REAL STORIES SHARED BY OUR READERS
* names have been changed
A public company audit has revealed that up to 10 percent its company’s resources is being diverted from business as usual as it scrambles ”all hands on deck” to respond to multi-million dollar bids in as little as 24 days.
Barbara* from accounts described the “unacceptable” levels of bidding by company staffers had led to poor bid ROI, with the cost of the bid team’s time responding to each opportunity exceeding the project budget sometimes upwards of ‘’10 times’’, leaving no profit on the table for company bonuses.
“I’ve seen the requirements that those poor bid team members have to respond to and it’s an artform to decipher four batches of 30 page documents and respond to 10 paragraph questions with 100 bullet points in a 200 word response that addresses part a, b and c. That takes time,” she said.
“Cluster of high cortisol levels detected”
Asked how long her bid teams spend per bid Barbara from accounts estimated it was ”give or take 200 hours” per person for the core team, and about ”give or take 10 hours” for subject matter experts over and above their day jobs.
“Bidding is about time and money, but it is also a game of steely strategy and ultra endurance. Like any elite sport, we have no choice but to invest in building a high performance team to manage the stress-induced cortisol levels that are beginning to show”.
Barbara forecasts that with increasing competition in her sector her company will need to look for new and more novel ways to work smarter to get ahead, and outwit procurement’s dogged determination to send them into foetal position.
“We’re thinking of introducing flexible hours like night shift so we can double down on our productivity, and linguistics has made a resurgence in core skills so we have translators on hand to break those procurement documents down into plain English.

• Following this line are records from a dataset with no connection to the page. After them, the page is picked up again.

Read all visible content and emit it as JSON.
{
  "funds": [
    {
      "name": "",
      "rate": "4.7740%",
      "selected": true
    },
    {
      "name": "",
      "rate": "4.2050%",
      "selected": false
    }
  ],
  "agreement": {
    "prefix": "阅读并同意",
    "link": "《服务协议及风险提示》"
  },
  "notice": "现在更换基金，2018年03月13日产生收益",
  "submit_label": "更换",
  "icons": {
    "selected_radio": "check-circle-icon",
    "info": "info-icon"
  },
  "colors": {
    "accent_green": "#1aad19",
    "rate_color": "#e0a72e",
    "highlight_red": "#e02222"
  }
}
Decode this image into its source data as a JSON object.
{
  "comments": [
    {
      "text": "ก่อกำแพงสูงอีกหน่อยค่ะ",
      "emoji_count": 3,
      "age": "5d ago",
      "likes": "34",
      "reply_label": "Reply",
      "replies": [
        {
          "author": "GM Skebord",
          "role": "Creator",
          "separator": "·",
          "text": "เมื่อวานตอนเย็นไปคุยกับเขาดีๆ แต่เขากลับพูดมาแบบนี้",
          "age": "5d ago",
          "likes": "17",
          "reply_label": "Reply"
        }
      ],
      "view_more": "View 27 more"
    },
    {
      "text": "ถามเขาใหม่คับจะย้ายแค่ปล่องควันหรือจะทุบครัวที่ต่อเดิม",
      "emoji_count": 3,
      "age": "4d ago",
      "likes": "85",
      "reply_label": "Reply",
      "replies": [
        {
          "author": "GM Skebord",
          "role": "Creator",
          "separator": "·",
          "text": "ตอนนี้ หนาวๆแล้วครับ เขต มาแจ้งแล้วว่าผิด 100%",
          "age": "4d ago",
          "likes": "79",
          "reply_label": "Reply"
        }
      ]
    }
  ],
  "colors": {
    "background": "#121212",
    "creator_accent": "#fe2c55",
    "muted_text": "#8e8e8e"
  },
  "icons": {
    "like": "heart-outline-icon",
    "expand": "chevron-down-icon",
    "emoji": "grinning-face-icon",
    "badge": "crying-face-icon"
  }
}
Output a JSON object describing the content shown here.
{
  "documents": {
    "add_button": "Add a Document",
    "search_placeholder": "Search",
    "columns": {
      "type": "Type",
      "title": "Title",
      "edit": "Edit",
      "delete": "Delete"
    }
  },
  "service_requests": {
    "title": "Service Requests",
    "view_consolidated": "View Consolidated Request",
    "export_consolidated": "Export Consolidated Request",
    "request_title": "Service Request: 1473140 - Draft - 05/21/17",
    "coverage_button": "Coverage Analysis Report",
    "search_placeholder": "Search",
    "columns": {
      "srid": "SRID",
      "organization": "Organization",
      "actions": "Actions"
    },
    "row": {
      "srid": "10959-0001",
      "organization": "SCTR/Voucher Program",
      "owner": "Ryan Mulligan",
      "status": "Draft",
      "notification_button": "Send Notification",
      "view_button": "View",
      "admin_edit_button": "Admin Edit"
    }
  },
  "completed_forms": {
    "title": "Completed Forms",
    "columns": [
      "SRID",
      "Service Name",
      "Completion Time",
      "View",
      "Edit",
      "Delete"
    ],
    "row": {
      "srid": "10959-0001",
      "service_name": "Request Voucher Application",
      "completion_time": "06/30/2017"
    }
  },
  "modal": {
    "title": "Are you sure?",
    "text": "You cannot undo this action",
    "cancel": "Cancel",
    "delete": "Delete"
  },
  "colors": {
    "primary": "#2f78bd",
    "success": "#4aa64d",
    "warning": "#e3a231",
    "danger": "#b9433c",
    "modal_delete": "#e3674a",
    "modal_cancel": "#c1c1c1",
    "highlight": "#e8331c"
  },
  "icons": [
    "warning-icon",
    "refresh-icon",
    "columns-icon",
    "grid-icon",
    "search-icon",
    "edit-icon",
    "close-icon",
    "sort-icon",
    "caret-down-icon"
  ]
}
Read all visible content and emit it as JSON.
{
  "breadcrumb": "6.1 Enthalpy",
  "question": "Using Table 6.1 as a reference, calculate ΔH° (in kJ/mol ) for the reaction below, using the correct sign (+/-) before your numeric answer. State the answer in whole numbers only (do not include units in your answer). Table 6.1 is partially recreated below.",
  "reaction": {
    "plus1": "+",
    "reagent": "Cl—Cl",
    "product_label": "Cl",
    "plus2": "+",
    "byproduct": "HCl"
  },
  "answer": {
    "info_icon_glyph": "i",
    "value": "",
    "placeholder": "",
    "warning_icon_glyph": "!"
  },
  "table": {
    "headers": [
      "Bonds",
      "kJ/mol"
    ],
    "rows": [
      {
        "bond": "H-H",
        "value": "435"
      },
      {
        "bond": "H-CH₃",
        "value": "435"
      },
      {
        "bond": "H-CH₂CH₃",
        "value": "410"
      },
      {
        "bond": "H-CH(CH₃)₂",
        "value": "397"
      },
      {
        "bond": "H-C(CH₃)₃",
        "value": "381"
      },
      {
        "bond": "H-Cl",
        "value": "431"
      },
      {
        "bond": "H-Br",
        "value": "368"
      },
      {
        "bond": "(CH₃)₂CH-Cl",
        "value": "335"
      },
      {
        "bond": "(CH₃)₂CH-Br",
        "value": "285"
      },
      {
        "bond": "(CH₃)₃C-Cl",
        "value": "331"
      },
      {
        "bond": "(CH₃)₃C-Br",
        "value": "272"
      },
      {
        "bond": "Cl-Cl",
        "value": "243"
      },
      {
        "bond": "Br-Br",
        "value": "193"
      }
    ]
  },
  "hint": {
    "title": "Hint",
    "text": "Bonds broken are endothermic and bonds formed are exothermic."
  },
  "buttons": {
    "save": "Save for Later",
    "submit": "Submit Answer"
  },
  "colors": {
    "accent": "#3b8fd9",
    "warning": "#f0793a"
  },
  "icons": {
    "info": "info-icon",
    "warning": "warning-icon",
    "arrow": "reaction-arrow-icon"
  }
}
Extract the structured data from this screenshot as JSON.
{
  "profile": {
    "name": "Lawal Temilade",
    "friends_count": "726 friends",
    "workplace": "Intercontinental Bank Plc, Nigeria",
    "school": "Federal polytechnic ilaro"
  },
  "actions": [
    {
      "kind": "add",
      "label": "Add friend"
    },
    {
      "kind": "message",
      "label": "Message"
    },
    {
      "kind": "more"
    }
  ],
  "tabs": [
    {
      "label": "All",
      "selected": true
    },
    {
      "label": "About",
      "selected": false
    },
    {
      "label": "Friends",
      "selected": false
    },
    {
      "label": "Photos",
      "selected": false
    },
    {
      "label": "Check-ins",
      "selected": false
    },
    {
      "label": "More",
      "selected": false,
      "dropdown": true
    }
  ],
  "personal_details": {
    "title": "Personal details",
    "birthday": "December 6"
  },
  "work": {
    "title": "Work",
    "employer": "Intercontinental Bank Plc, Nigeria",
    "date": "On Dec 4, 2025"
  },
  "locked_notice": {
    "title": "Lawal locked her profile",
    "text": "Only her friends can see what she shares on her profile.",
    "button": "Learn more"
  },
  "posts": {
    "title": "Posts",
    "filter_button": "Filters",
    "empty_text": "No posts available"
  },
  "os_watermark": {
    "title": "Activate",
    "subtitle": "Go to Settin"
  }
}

We’ve developed a baton relay system,” she said.
“So according to my calculator if the average bid is costing companies up to 1,000 hours in labor plus time forgone on other opportunities, plus equipment and any other ancillary costs we shouldn’t be sharpening our pencils – or getting out of bed – to respond to an RFT, RFI, ITT, RFQ, EOI or any other RFx for less than a million dollars.”
“Did I just give our pricing strategy away? Can you take that off record”‘?